Richard Todd was Ian Fleming's first choice to play James Bond in Dr. No. Sadly, a scheduling conflict prevented him from taking the role. He did play another famous literary character, Edgar Wallace's hero Inspector Harry Sanders, in Coast of Skeletons and Death Drums Along the River. During the Sixties he also appeared in Operation Crossbow, the horror movie Blood Bath, and Subterfuge. The Seventies saw Mr. Todd appear in the movies Dorian Grey (in which he played Basil Hallward), the Amicus movie Asylum, No. 1 of the Secret Service, and The Big Sleep. He also appeared on television in the serial Boy Dominic, the British series Thriller, and Theatre 625. From the Eighties into the Naughts, most of Mr. Todd's work was in television. He appeared on such shows as Doctor Who, Murder She Wrote, Virtual Murder, the 2000 revival of Randall & Hopkirk (Deceased), and Midsomer Murders. He also appeared in the films House of the Long Shadows and Murder One. His last role was a guest appearance on the series Heartbeat in 2007..

The United States had its own war hero turned actor in the form of Audie Murphy, but while Mr. Murphy was a good actor, he had nowhere near the talent of Richard Todd. Like Audie Murphy, most of Mr. Todd's roles tended to heroic ones. He played many British officers (including Wing Commander Gibson in The Dam Busters) and swashbuckling heroes. That having been said, he could quite easily play roles that were decidedly unheroic. Mr. Todd was easily the best part of the 1970 version of Dorian Gray, playing the artist who created Gray's notorious portrait. In The Love-Ins Mr. Todd played Dr. Jonanthan Bennett, a philosophy professor turned champion of the youth counterculture and an advocate of LSD use (as you might guess, the role was loosely based on Dr. Timothy Leary). Richard Todd's talent was such that he could play nearly anything, from heroes to average men to those who were slightly left of centre. Of course, his contribution to society went far beyond his acting. During World War II he could have easily told the British Army he was an actor and simply been assigned to Esna. Instead he chose to serve as an officer in a combat position and, in doing so, took part in one of the greatest actions of the war. Mr. Todd was not simply a great actor, he was a hero.


Holte Ender said...

I remember my father taking me to see the Dambusters in 1955, I was eight years old. Still remember it. Todd was heroic character in life as well as on film.
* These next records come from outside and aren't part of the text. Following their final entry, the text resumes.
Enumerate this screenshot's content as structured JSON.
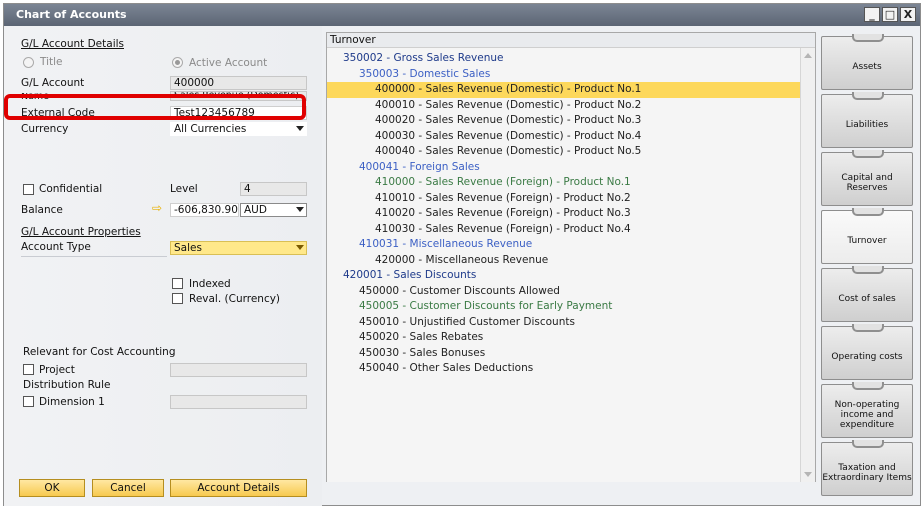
{
  "window": {
    "title": "Chart of Accounts",
    "controls": [
      "_",
      "□",
      "X"
    ]
  },
  "left": {
    "gl_details_heading": "G/L Account Details",
    "radio_title": "Title",
    "radio_active": "Active Account",
    "gl_account_label": "G/L Account",
    "gl_account_value": "400000",
    "name_label": "Name",
    "name_value": "Sales Revenue (Domestic)",
    "external_code_label": "External Code",
    "external_code_value": "Test123456789",
    "currency_label": "Currency",
    "currency_value": "All Currencies",
    "confidential_label": "Confidential",
    "level_label": "Level",
    "level_value": "4",
    "balance_label": "Balance",
    "balance_value": "-606,830.90",
    "balance_currency": "AUD",
    "properties_heading": "G/L Account Properties",
    "account_type_label": "Account Type",
    "account_type_value": "Sales",
    "indexed_label": "Indexed",
    "reval_label": "Reval. (Currency)",
    "cost_accounting_label": "Relevant for Cost Accounting",
    "project_label": "Project",
    "distribution_rule_label": "Distribution Rule",
    "dimension1_label": "Dimension 1"
  },
  "buttons": {
    "ok": "OK",
    "cancel": "Cancel",
    "account_details": "Account Details"
  },
  "tree": {
    "header": "Turnover",
    "rows": [
      {
        "text": "350002 - Gross Sales Revenue",
        "style": "title",
        "indent": 16
      },
      {
        "text": "350003 - Domestic Sales",
        "style": "blue",
        "indent": 32
      },
      {
        "text": "400000 - Sales Revenue (Domestic) - Product No.1",
        "style": "black",
        "indent": 48,
        "selected": true
      },
      {
        "text": "400010 - Sales Revenue (Domestic) - Product No.2",
        "style": "black",
        "indent": 48
      },
      {
        "text": "400020 - Sales Revenue (Domestic) - Product No.3",
        "style": "black",
        "indent": 48
      },
      {
        "text": "400030 - Sales Revenue (Domestic) - Product No.4",
        "style": "black",
        "indent": 48
      },
      {
        "text": "400040 - Sales Revenue (Domestic) - Product No.5",
        "style": "black",
        "indent": 48
      },
      {
        "text": "400041 - Foreign Sales",
        "style": "blue",
        "indent": 32
      },
      {
        "text": "410000 - Sales Revenue (Foreign) - Product No.1",
        "style": "green",
        "indent": 48
      },
      {
        "text": "410010 - Sales Revenue (Foreign) - Product No.2",
        "style": "black",
        "indent": 48
      },
      {
        "text": "410020 - Sales Revenue (Foreign) - Product No.3",
        "style": "black",
        "indent": 48
      },
      {
        "text": "410030 - Sales Revenue (Foreign) - Product No.4",
        "style": "black",
        "indent": 48
      },
      {
        "text": "410031 - Miscellaneous Revenue",
        "style": "blue",
        "indent": 32
      },
      {
        "text": "420000 - Miscellaneous Revenue",
        "style": "black",
        "indent": 48
      },
      {
        "text": "420001 - Sales Discounts",
        "style": "title",
        "indent": 16
      },
      {
        "text": "450000 - Customer Discounts Allowed",
        "style": "black",
        "indent": 32
      },
      {
        "text": "450005 - Customer Discounts for Early Payment",
        "style": "green",
        "indent": 32
      },
      {
        "text": "450010 - Unjustified Customer Discounts",
        "style": "black",
        "indent": 32
      },
      {
        "text": "450020 - Sales Rebates",
        "style": "black",
        "indent": 32
      },
      {
        "text": "450030 - Sales Bonuses",
        "style": "black",
        "indent": 32
      },
      {
        "text": "450040 - Other Sales Deductions",
        "style": "black",
        "indent": 32
      }
    ]
  },
  "tabs": [
    {
      "label": "Assets"
    },
    {
      "label": "Liabilities"
    },
    {
      "label": "Capital and Reserves"
    },
    {
      "label": "Turnover",
      "active": true
    },
    {
      "label": "Cost of sales"
    },
    {
      "label": "Operating costs"
    },
    {
      "label": "Non-operating income and expenditure"
    },
    {
      "label": "Taxation and Extraordinary Items"
    }
  ]
}
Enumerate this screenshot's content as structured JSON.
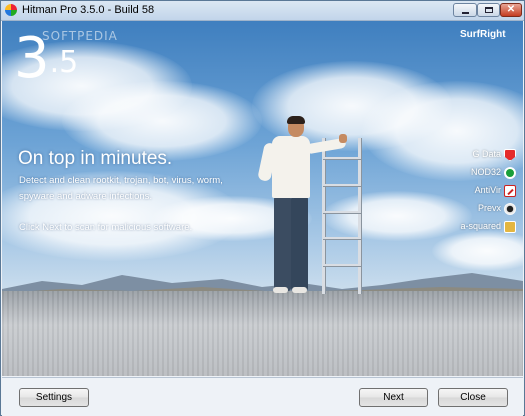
{
  "window": {
    "title": "Hitman Pro 3.5.0 - Build 58",
    "controls": {
      "minimize_icon": "minimize-icon",
      "maximize_icon": "maximize-icon",
      "close_icon": "close-x-icon",
      "close_glyph": "✕"
    }
  },
  "hero": {
    "version_main": "3",
    "version_minor": ".5",
    "watermark": "SOFTPEDIA",
    "brand": "SurfRight",
    "headline": "On top in minutes.",
    "description_lines": [
      "Detect and clean rootkit, trojan, bot, virus, worm,",
      "spyware and adware infections."
    ],
    "cta": "Click Next to scan for malicious software."
  },
  "engines": [
    {
      "name": "G Data",
      "icon": "gdata-shield-icon",
      "color": "#e52b2b"
    },
    {
      "name": "NOD32",
      "icon": "nod32-eye-icon",
      "color": "#1a9e3a"
    },
    {
      "name": "AntiVir",
      "icon": "antivir-umbrella-icon",
      "color": "#cc2222"
    },
    {
      "name": "Prevx",
      "icon": "prevx-eye-icon",
      "color": "#222222"
    },
    {
      "name": "a-squared",
      "icon": "asquared-icon",
      "color": "#e4b640"
    }
  ],
  "footer": {
    "settings_label": "Settings",
    "next_label": "Next",
    "close_label": "Close"
  }
}
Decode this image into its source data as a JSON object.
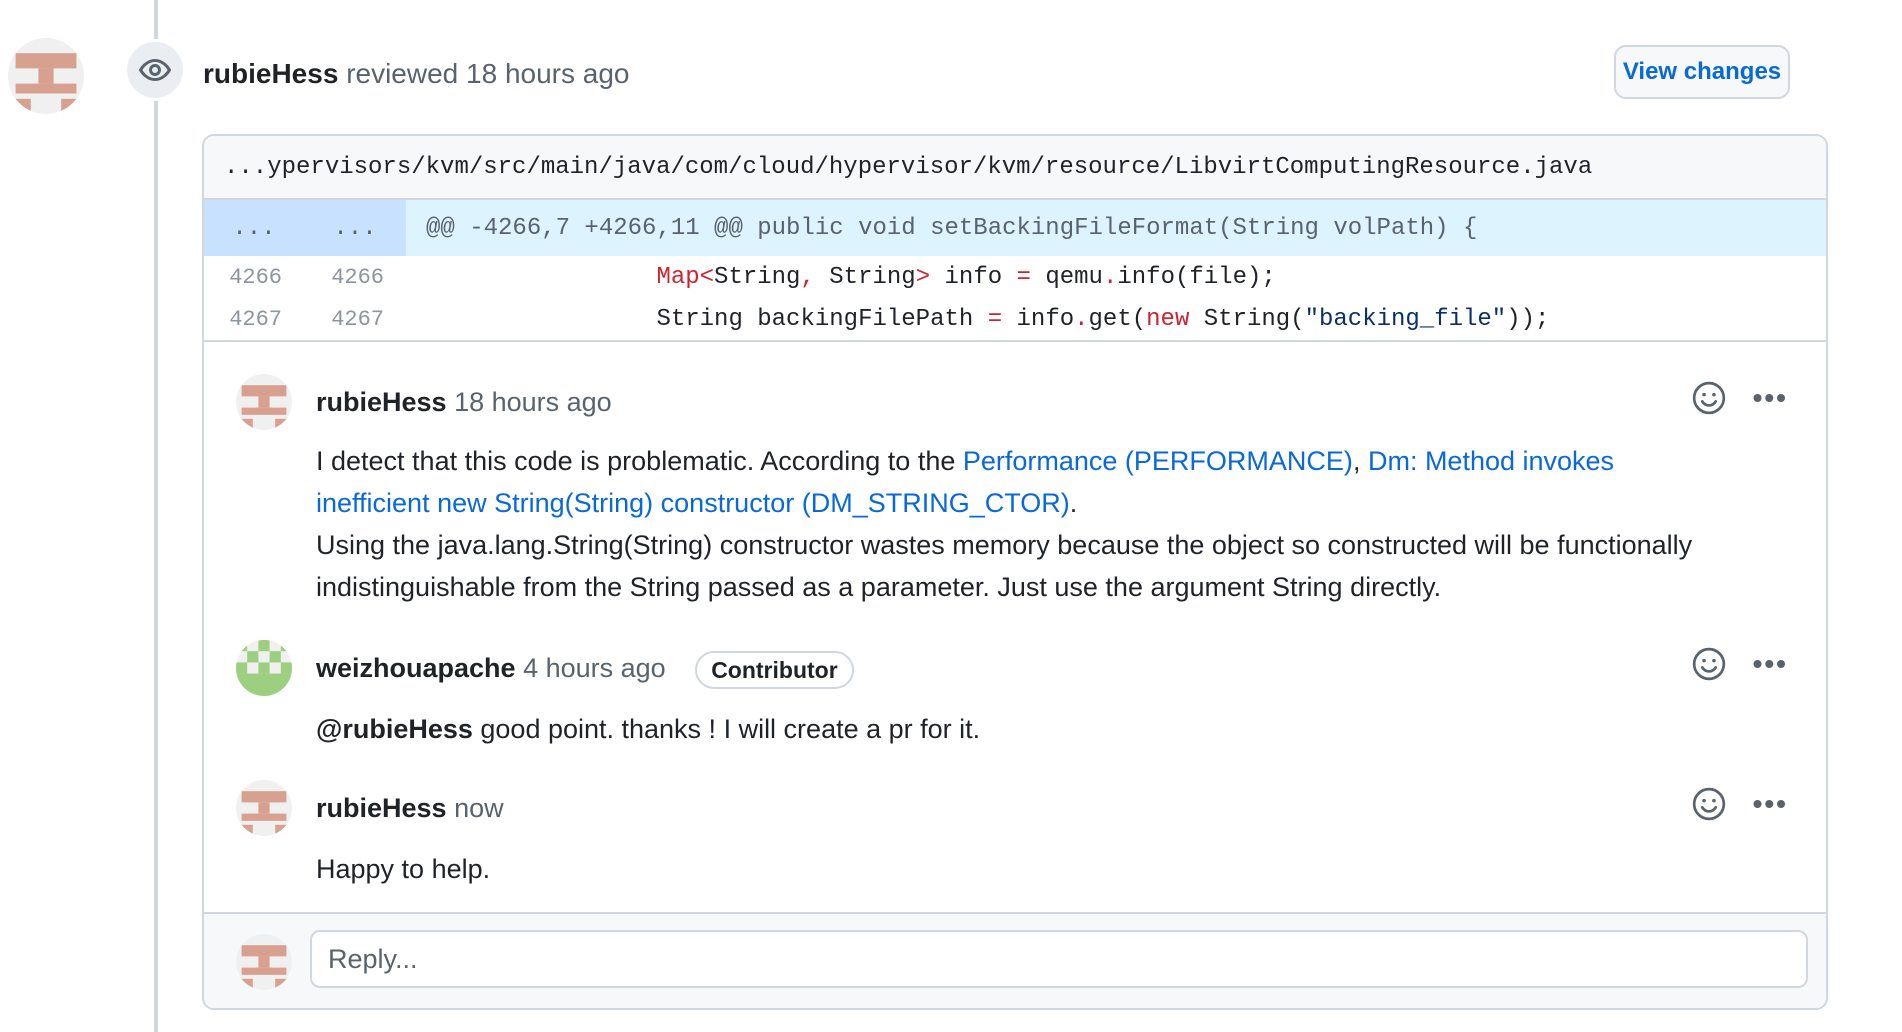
{
  "review": {
    "author": "rubieHess",
    "action": "reviewed",
    "time": "18 hours ago",
    "view_changes_label": "View changes"
  },
  "file": {
    "path": "...ypervisors/kvm/src/main/java/com/cloud/hypervisor/kvm/resource/LibvirtComputingResource.java"
  },
  "diff": {
    "hunk_left": "...",
    "hunk_right": "...",
    "hunk_header": "@@ -4266,7 +4266,11 @@ public void setBackingFileFormat(String volPath) {",
    "lines": [
      {
        "old": "4266",
        "new": "4266"
      },
      {
        "old": "4267",
        "new": "4267"
      }
    ]
  },
  "comments": [
    {
      "author": "rubieHess",
      "time": "18 hours ago",
      "body_intro": "I detect that this code is problematic. According to the ",
      "link1": "Performance (PERFORMANCE)",
      "sep": ", ",
      "link2": "Dm: Method invokes inefficient new String(String) constructor (DM_STRING_CTOR)",
      "period": ".",
      "body_rest": "Using the java.lang.String(String) constructor wastes memory because the object so constructed will be functionally indistinguishable from the String passed as a parameter.  Just use the argument String directly."
    },
    {
      "author": "weizhouapache",
      "time": "4 hours ago",
      "badge": "Contributor",
      "mention": "@rubieHess",
      "body": " good point. thanks ! I will create a pr for it."
    },
    {
      "author": "rubieHess",
      "time": "now",
      "body": "Happy to help."
    }
  ],
  "reply": {
    "placeholder": "Reply..."
  },
  "icons": {
    "review": "eye-icon",
    "reaction": "smiley-icon",
    "more": "kebab-horizontal-icon"
  },
  "colors": {
    "link": "#0969da",
    "hunk_bg": "#ddf4ff",
    "keyword_red": "#cf222e",
    "avatar_brown": "#d8a08f",
    "avatar_green": "#9ccf7f"
  }
}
Audies Dad said...

I am the sponsor of a Petition drive to bestow upon Audie Murphy the Nation’s highest civilian honor, the U.S. Presidential Medal of Freedom, in recognition of his lifetime contributions and achievements to the Nation; as a soldier, songwriter, author, poet, humanitarian, and one who fought for veterans and veterans rights, particularly on the matter of PTSD.
Audie Murphy always marched with our flag held high and is one of America’s great Patriots.
To view and sign the Petition to President Obama, go to this link: